= Aim of the exercise =
Check each line of the data for the string "nlog". Report how many have it, and give nothing else.
□ □ □ □
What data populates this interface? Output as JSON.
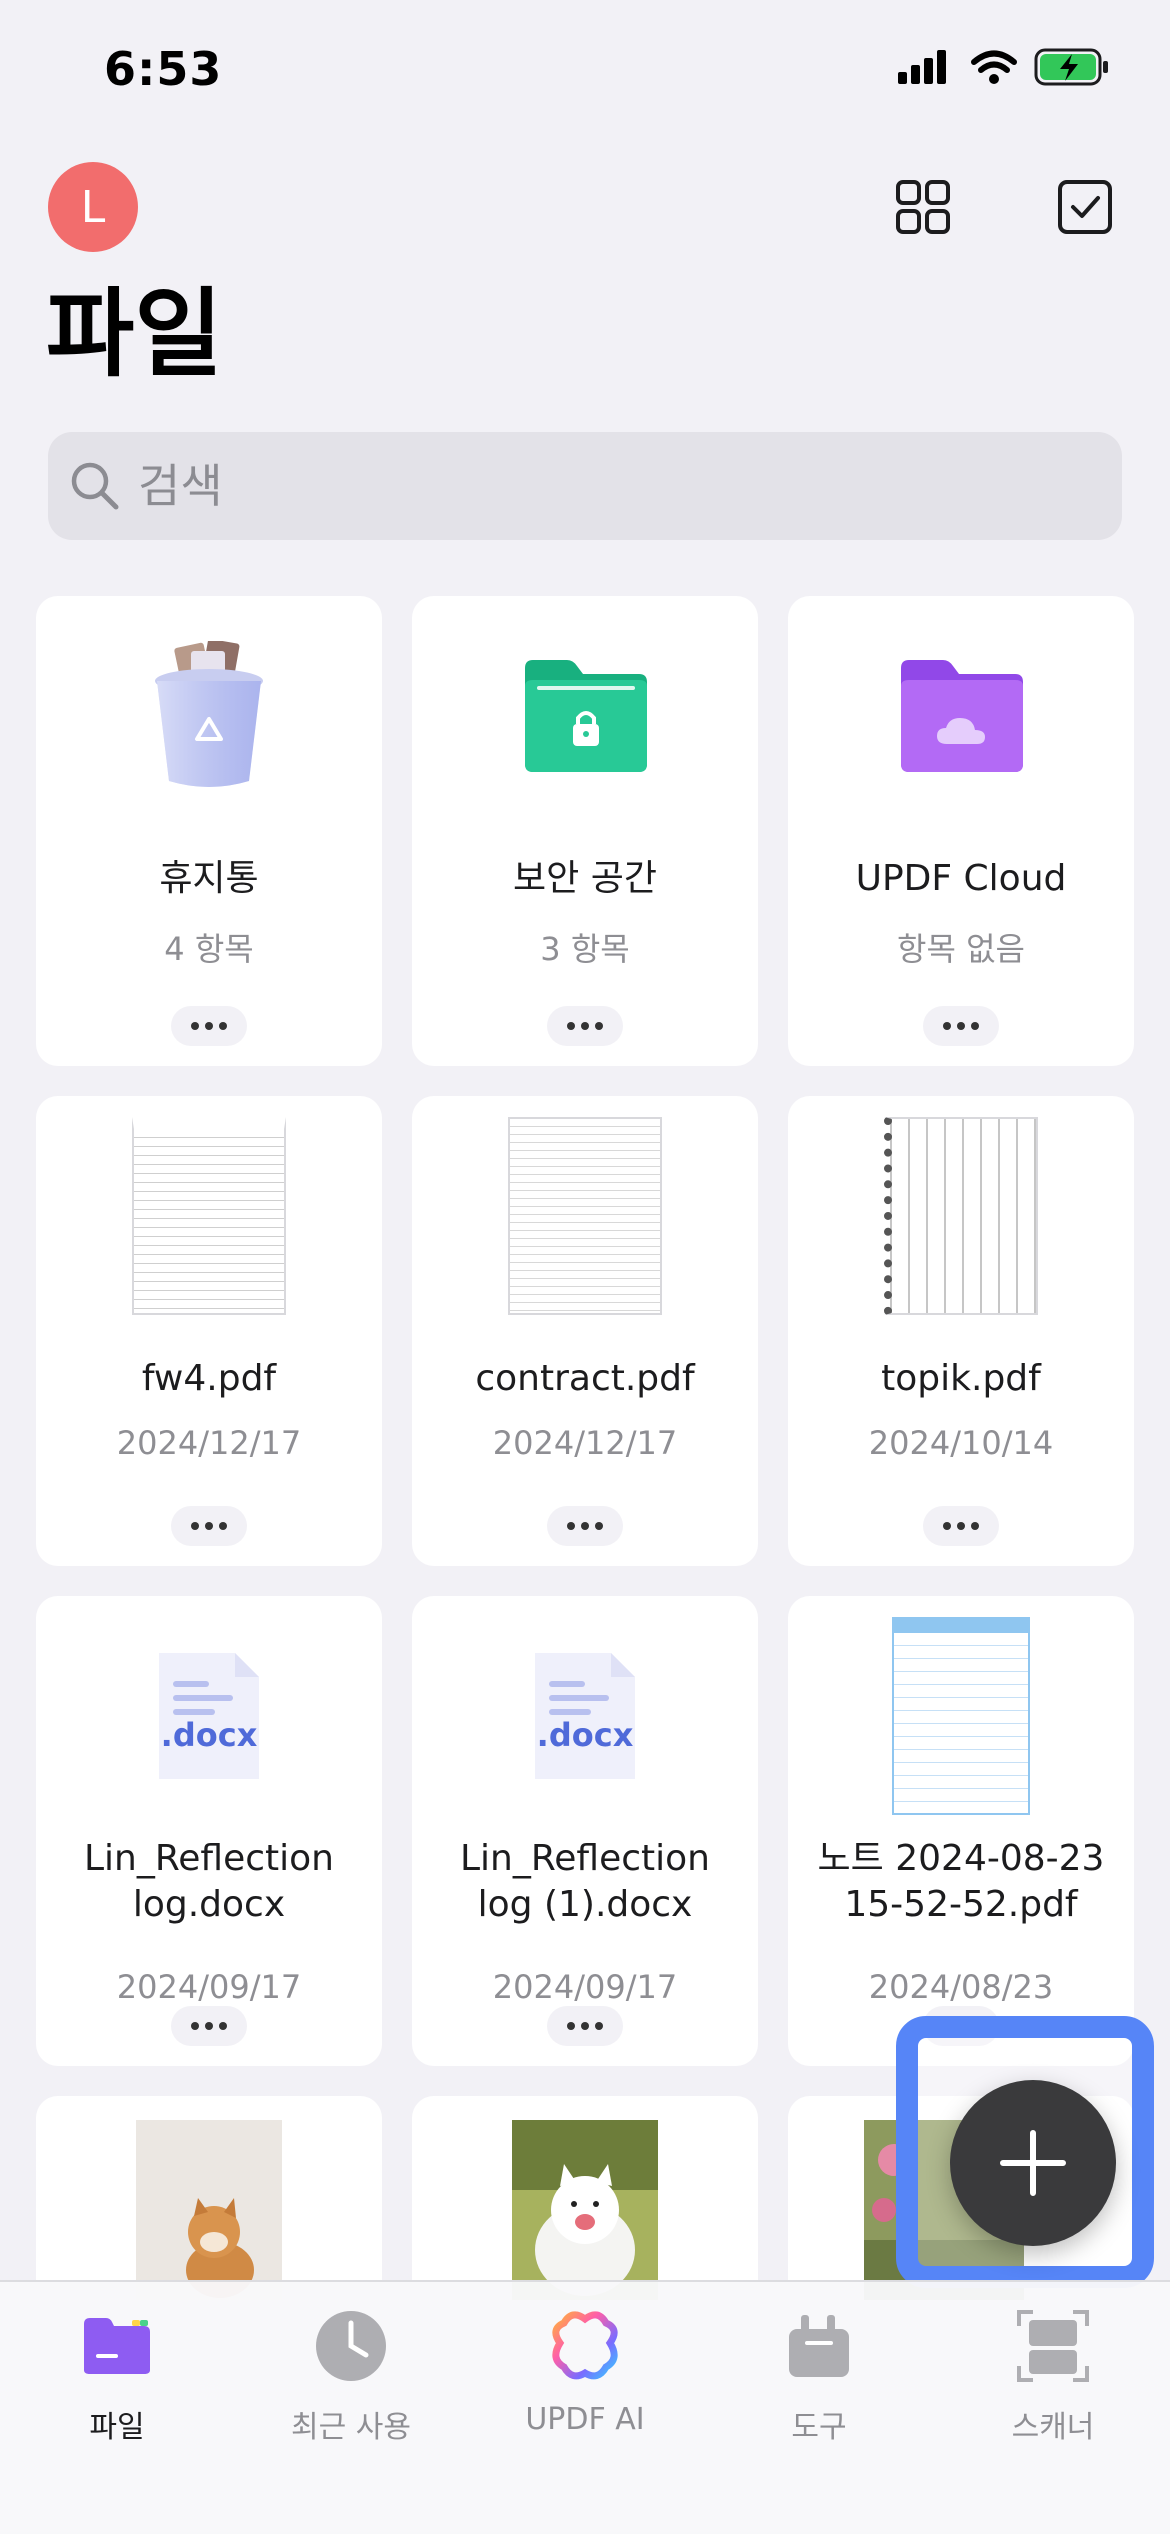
{
  "status": {
    "time": "6:53"
  },
  "header": {
    "avatar_letter": "L",
    "title": "파일"
  },
  "search": {
    "placeholder": "검색"
  },
  "items": [
    {
      "name": "휴지통",
      "sub": "4 항목",
      "icon": "trash-icon"
    },
    {
      "name": "보안 공간",
      "sub": "3 항목",
      "icon": "secure-folder-icon"
    },
    {
      "name": "UPDF Cloud",
      "sub": "항목 없음",
      "icon": "cloud-folder-icon"
    },
    {
      "name": "fw4.pdf",
      "sub": "2024/12/17",
      "icon": "pdf-thumbnail"
    },
    {
      "name": "contract.pdf",
      "sub": "2024/12/17",
      "icon": "pdf-thumbnail"
    },
    {
      "name": "topik.pdf",
      "sub": "2024/10/14",
      "icon": "pdf-thumbnail"
    },
    {
      "name": "Lin_Reflection\nlog.docx",
      "sub": "2024/09/17",
      "icon": "docx-icon"
    },
    {
      "name": "Lin_Reflection\nlog (1).docx",
      "sub": "2024/09/17",
      "icon": "docx-icon"
    },
    {
      "name": "노트 2024-08-23\n15-52-52.pdf",
      "sub": "2024/08/23",
      "icon": "notebook-thumbnail"
    }
  ],
  "docx_label": ".docx",
  "tabs": [
    {
      "label": "파일",
      "icon": "folder-icon",
      "active": true
    },
    {
      "label": "최근 사용",
      "icon": "clock-icon",
      "active": false
    },
    {
      "label": "UPDF AI",
      "icon": "ai-icon",
      "active": false
    },
    {
      "label": "도구",
      "icon": "toolbox-icon",
      "active": false
    },
    {
      "label": "스캐너",
      "icon": "scanner-icon",
      "active": false
    }
  ],
  "colors": {
    "accent": "#5685f7",
    "avatar": "#f26d6d",
    "secure_folder": "#22c08e",
    "cloud_folder": "#a35cf0",
    "active_tab": "#8e5cf2"
  }
}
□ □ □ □
= Task solution =
2